Sebastian is trying to get better marks at school and has been working hard to do so. He had an important test at school, but the night before he and his buddy went skating instead. The test was harder than he expected, and he didn’t do very well. He feels crummy and was bummed when he told his mom about it.

“Sebastian, there will always be tough choices to make. You’re disappointed about this mark, and you know you would have done better if you had chosen to study more. You’ve been working so hard; it’s disappointing for you to do poorly this time. How can I help you to achieve the success you’re looking for?”

healthy risk-taking
© Unsplash / Timon Studler

Paving the Way for Healthy Risk-Taking

Parents can prepare kids to navigate through this tricky period long before adolescence develops, by seeking opportunities for their children to explore risk-taking behaviours in a safe environment. Allowing children to participate in consensual rough play, or to independently explore the jungle gym at the park prepares them to assess risk, make decisions, and read social cues. One study assessing risky play and children’s safety found that a child deprived of risk opportunities is subject to lack of independence, diminished learning, perception, and judgement skills. That same child is at an increased risk of obesity and mental health concerns. Risk-taking allows children to test their limits, and to avoid or make changes to the dangerous environments and activities to which they expose themselves. Giving younger kids opportunities to take calculated risks and problem-solve while the consequences are less severe will help them develop the skills to go out into the world, even if their decisions aren’t always what you’d like to see. 

Healthy risk-taking activities

The following activities are simple age-appropriate ways to give kids a chance to explore risk-taking:

  • Let kids to use tools to build projects such as bird houses or tree forts.
  • Teach them to them build fires and light candles.
  • Allow them to go to the park on their own or to the mall with friends. 
  • Encourage (or at least tolerate) consensual rough play, wrestling, play-fighting, using sticks as swords, etc.
  • Give them opportunities to explore unknown areas on their own, such as a walking trail, or nature conservatory.
  • Have kids try out new activities, such as bouldering (rock climbing without ropes and harnesses). 

Before the above activities are experienced, have an open discussion with your kids about strategies of responding to unexpected challenges, and provide progressively less supervision. Most importantly, let them know that you trust their judgments. The perception of having parental trust and support encourages healthy decision making and deters unhealthy risk taking. 

When Rachel was almost 7, we went to Disneyworld. We visited Tom Sawyer's Island, a raft-only access play area for kids. I decided it was safe enough for her to explore a bit on her own, which thrilled her. She knew my cell number by heart, and we agreed that if she got scared, she could ask someone to call me (we have always suggested approaching a woman with kids if she needs help). Which is exactly what she did: I came around a corner to see her asking another mom if she could use her phone. So empowering for her! Rather than teaching her to fear strangers, or not trust her gut or her voice, she learned to feel confident speaking up, and to advocate for her own comfort and needs.

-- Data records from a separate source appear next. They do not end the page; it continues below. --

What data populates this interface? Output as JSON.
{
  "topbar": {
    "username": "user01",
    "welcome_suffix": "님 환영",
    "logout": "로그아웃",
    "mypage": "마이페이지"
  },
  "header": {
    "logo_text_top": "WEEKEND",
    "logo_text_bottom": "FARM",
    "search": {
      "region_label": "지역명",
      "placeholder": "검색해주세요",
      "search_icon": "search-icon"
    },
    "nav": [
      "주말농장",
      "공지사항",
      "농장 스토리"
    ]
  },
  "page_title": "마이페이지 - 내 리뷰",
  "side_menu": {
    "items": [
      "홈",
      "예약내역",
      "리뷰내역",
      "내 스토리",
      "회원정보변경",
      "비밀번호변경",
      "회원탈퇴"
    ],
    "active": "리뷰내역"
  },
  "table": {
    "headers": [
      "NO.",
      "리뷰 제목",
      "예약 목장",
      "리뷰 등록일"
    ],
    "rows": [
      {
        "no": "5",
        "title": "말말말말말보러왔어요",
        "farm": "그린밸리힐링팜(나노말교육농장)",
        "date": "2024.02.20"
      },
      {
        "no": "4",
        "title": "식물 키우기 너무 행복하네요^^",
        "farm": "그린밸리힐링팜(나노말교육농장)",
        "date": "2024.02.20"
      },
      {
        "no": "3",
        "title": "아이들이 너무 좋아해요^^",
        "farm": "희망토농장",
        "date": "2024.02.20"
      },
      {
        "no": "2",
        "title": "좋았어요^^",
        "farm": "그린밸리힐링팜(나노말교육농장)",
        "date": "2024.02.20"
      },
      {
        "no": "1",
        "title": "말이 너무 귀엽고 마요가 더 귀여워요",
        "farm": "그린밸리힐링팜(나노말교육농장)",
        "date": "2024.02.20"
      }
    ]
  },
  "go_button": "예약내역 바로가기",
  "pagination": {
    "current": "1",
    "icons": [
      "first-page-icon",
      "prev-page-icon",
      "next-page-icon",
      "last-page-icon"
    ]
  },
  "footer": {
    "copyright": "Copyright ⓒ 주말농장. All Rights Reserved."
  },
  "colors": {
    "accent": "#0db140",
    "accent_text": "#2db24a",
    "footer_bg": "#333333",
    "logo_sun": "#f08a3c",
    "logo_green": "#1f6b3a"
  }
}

Risk-seeking behaviours are an important part of adolescent development. It allows kids the opportunity to develop independence, improve reasoning skills, and assess consequences. Harm reduction principles aim to reduce risky behaviours and the negative outcomes associated with them. These principles emphasize shared decision-making and highlight the importance of empathy, in the hopes of fostering healthy relationships and communication between parents and their adolescents. 

You may also enjoy: Saying No to Kids Can Actually Make Them HappierSimplicity Parenting in a World that Asks Too Much, and The Emotional Roots of Anxiety in Children.